> [INSTRUCTIONS TO FOLLOW] Filter the data for lines with the word "Extracted", then copy every line so identified.

> [TASK MATERIAL]
○ ○ ○ ○

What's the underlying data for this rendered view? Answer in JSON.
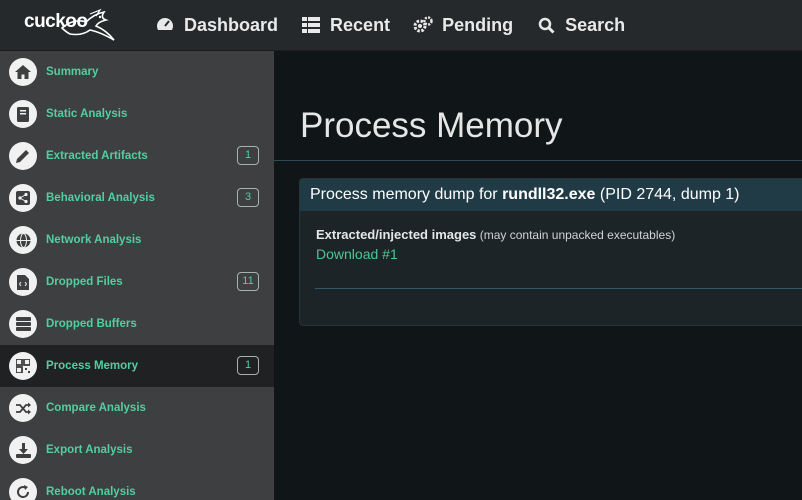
{
  "brand": {
    "logo_text": "cuckoo"
  },
  "nav": [
    {
      "label": "Dashboard",
      "icon": "dashboard-gauge-icon"
    },
    {
      "label": "Recent",
      "icon": "list-icon"
    },
    {
      "label": "Pending",
      "icon": "gears-icon"
    },
    {
      "label": "Search",
      "icon": "search-icon"
    }
  ],
  "sidebar": {
    "items": [
      {
        "label": "Summary",
        "icon": "home-icon",
        "badge": null
      },
      {
        "label": "Static Analysis",
        "icon": "book-icon",
        "badge": null
      },
      {
        "label": "Extracted Artifacts",
        "icon": "pencil-icon",
        "badge": "1"
      },
      {
        "label": "Behavioral Analysis",
        "icon": "share-icon",
        "badge": "3"
      },
      {
        "label": "Network Analysis",
        "icon": "globe-icon",
        "badge": null
      },
      {
        "label": "Dropped Files",
        "icon": "code-file-icon",
        "badge": "11"
      },
      {
        "label": "Dropped Buffers",
        "icon": "server-icon",
        "badge": null
      },
      {
        "label": "Process Memory",
        "icon": "qrcode-icon",
        "badge": "1",
        "active": true
      },
      {
        "label": "Compare Analysis",
        "icon": "shuffle-icon",
        "badge": null
      },
      {
        "label": "Export Analysis",
        "icon": "download-icon",
        "badge": null
      },
      {
        "label": "Reboot Analysis",
        "icon": "refresh-icon",
        "badge": null
      }
    ]
  },
  "main": {
    "title": "Process Memory",
    "panel": {
      "head_prefix": "Process memory dump for ",
      "head_process": "rundll32.exe",
      "head_suffix": " (PID 2744, dump 1)",
      "extract_label": "Extracted/injected images",
      "extract_note": " (may contain unpacked executables)",
      "download_label": "Download #1"
    }
  },
  "colors": {
    "accent": "#52cfa0",
    "topbar": "#26292b",
    "sidebar": "#3d3f40",
    "main_bg": "#101617",
    "panel_head": "#203b46"
  }
}
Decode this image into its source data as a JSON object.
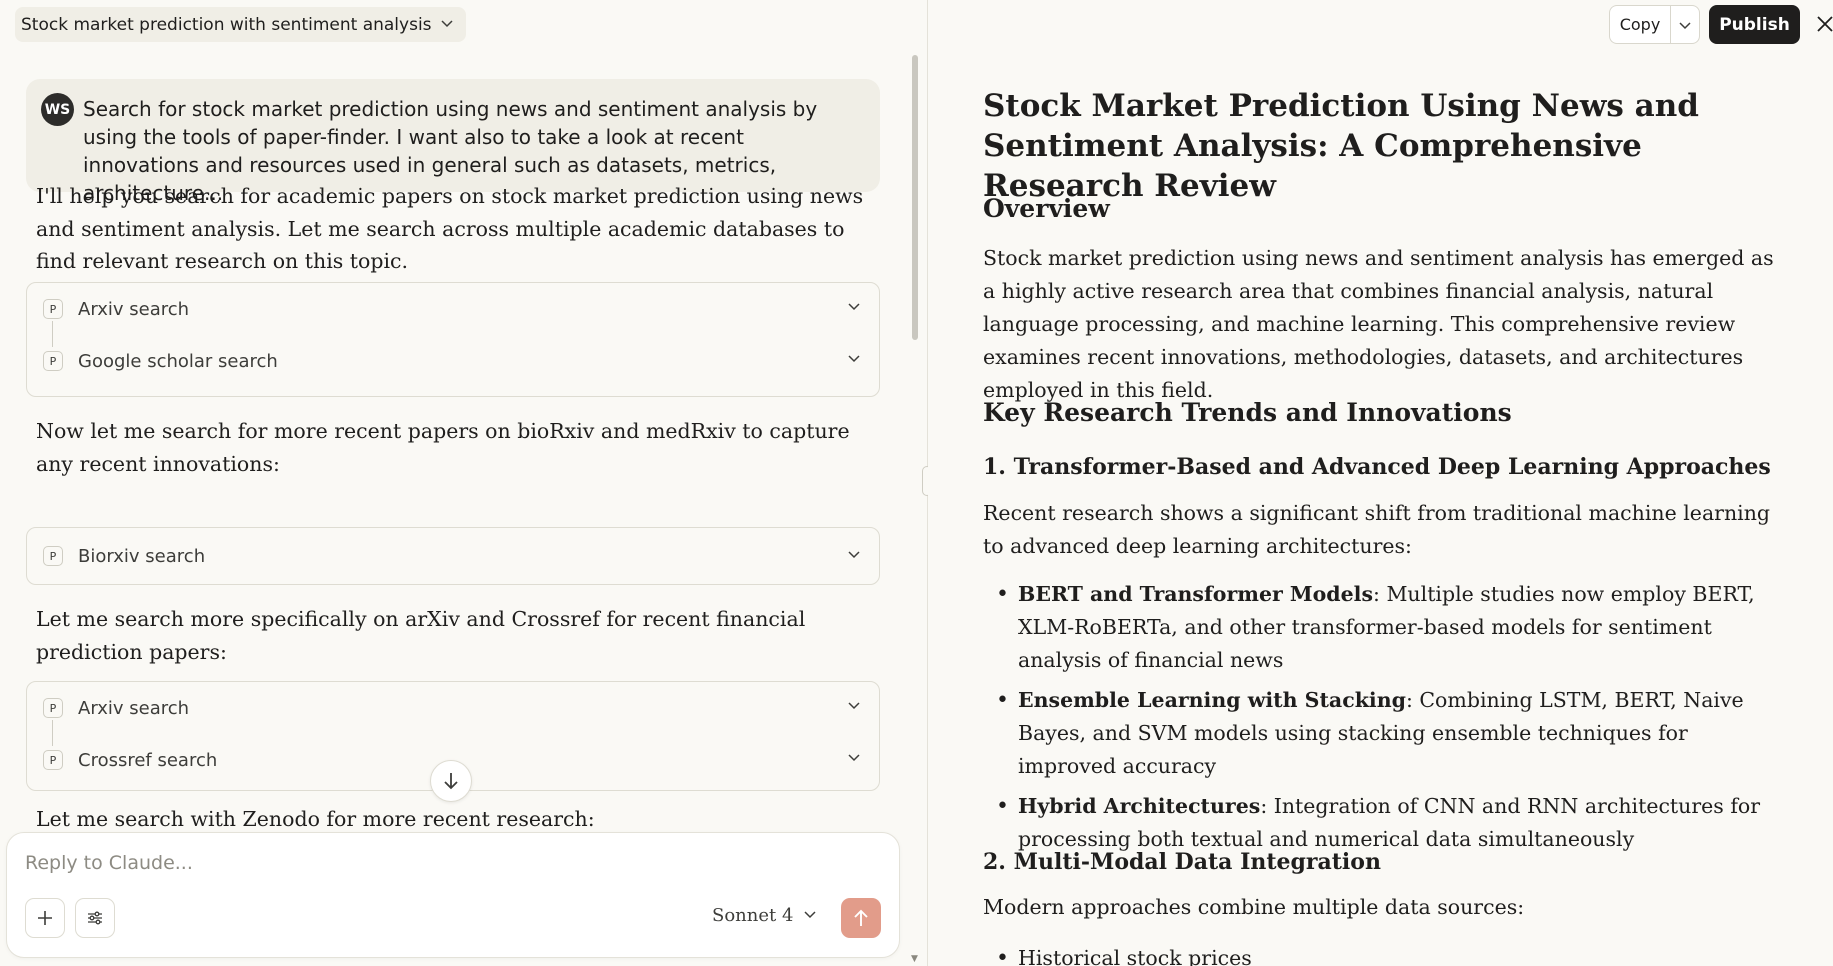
{
  "header": {
    "conversation_title": "Stock market prediction with sentiment analysis"
  },
  "chat": {
    "user_message": {
      "avatar_initials": "WS",
      "text": "Search for stock market prediction using news and sentiment analysis by using the tools of paper-finder. I want also to take a look at recent innovations and resources used in general such as datasets, metrics, architecture..."
    },
    "assistant_messages": [
      "I'll help you search for academic papers on stock market prediction using news and sentiment analysis. Let me search across multiple academic databases to find relevant research on this topic.",
      "Now let me search for more recent papers on bioRxiv and medRxiv to capture any recent innovations:",
      "Let me search more specifically on arXiv and Crossref for recent financial prediction papers:",
      "Let me search with Zenodo for more recent research:"
    ],
    "tool_groups": [
      [
        {
          "badge": "P",
          "label": "Arxiv search"
        },
        {
          "badge": "P",
          "label": "Google scholar search"
        }
      ],
      [
        {
          "badge": "P",
          "label": "Biorxiv search"
        }
      ],
      [
        {
          "badge": "P",
          "label": "Arxiv search"
        },
        {
          "badge": "P",
          "label": "Crossref search"
        }
      ]
    ]
  },
  "composer": {
    "placeholder": "Reply to Claude...",
    "model": "Sonnet 4"
  },
  "artifact": {
    "copy_label": "Copy",
    "publish_label": "Publish",
    "title": "Stock Market Prediction Using News and Sentiment Analysis: A Comprehensive Research Review",
    "overview_heading": "Overview",
    "overview_text": "Stock market prediction using news and sentiment analysis has emerged as a highly active research area that combines financial analysis, natural language processing, and machine learning. This comprehensive review examines recent innovations, methodologies, datasets, and architectures employed in this field.",
    "trends_heading": "Key Research Trends and Innovations",
    "section1_heading": "1. Transformer-Based and Advanced Deep Learning Approaches",
    "section1_intro": "Recent research shows a significant shift from traditional machine learning to advanced deep learning architectures:",
    "section1_bullets": [
      {
        "term": "BERT and Transformer Models",
        "text": ": Multiple studies now employ BERT, XLM-RoBERTa, and other transformer-based models for sentiment analysis of financial news"
      },
      {
        "term": "Ensemble Learning with Stacking",
        "text": ": Combining LSTM, BERT, Naive Bayes, and SVM models using stacking ensemble techniques for improved accuracy"
      },
      {
        "term": "Hybrid Architectures",
        "text": ": Integration of CNN and RNN architectures for processing both textual and numerical data simultaneously"
      }
    ],
    "section2_heading": "2. Multi-Modal Data Integration",
    "section2_intro": "Modern approaches combine multiple data sources:",
    "section2_bullets": [
      "Historical stock prices"
    ]
  },
  "theme": {
    "background": "#faf9f5",
    "surface": "#f0eee6",
    "send_accent": "#e29c8a",
    "publish_bg": "#1f1e1d"
  }
}
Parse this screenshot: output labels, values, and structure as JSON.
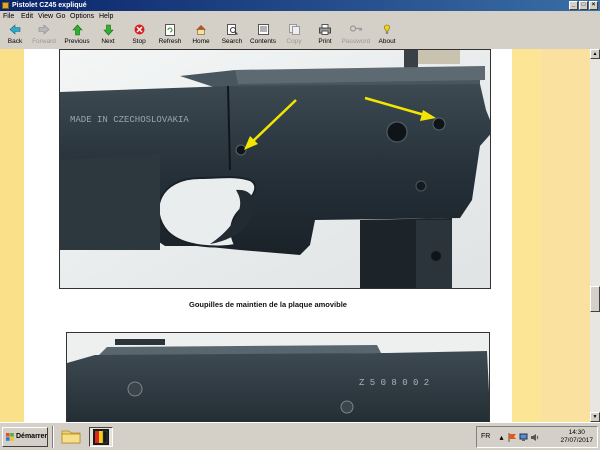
{
  "window": {
    "title": "Pistolet CZ45 expliqué",
    "controls": [
      "minimize",
      "maximize",
      "close"
    ]
  },
  "menu": [
    "File",
    "Edit",
    "View",
    "Go",
    "Options",
    "Help"
  ],
  "toolbar": [
    {
      "label": "Back",
      "icon": "back-arrow-icon",
      "enabled": true
    },
    {
      "label": "Forward",
      "icon": "forward-arrow-icon",
      "enabled": false
    },
    {
      "label": "Previous",
      "icon": "up-arrow-icon",
      "enabled": true
    },
    {
      "label": "Next",
      "icon": "down-arrow-icon",
      "enabled": true
    },
    {
      "label": "Stop",
      "icon": "stop-icon",
      "enabled": true
    },
    {
      "label": "Refresh",
      "icon": "refresh-icon",
      "enabled": true
    },
    {
      "label": "Home",
      "icon": "home-icon",
      "enabled": true
    },
    {
      "label": "Search",
      "icon": "search-icon",
      "enabled": true
    },
    {
      "label": "Contents",
      "icon": "contents-icon",
      "enabled": true
    },
    {
      "label": "Copy",
      "icon": "copy-icon",
      "enabled": false
    },
    {
      "label": "Print",
      "icon": "print-icon",
      "enabled": true
    },
    {
      "label": "Password",
      "icon": "key-icon",
      "enabled": false
    },
    {
      "label": "About",
      "icon": "about-icon",
      "enabled": true
    }
  ],
  "document": {
    "photo1_engraving": "MADE IN CZECHOSLOVAKIA",
    "caption": "Goupilles de maintien de la plaque amovible",
    "photo2_serial": "Z 5 0 8 0 0 2"
  },
  "taskbar": {
    "start_label": "Démarrer",
    "language": "FR",
    "time": "14:30",
    "date": "27/07/2017"
  },
  "colors": {
    "title_bar": "#0a246a",
    "content_background": "#fde8a0",
    "annotation_arrow": "#f2e600"
  }
}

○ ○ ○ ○

> [THE ANSWER]
        "label": "Extracted Artifacts",
      "extract_label": "Extracted/injected images",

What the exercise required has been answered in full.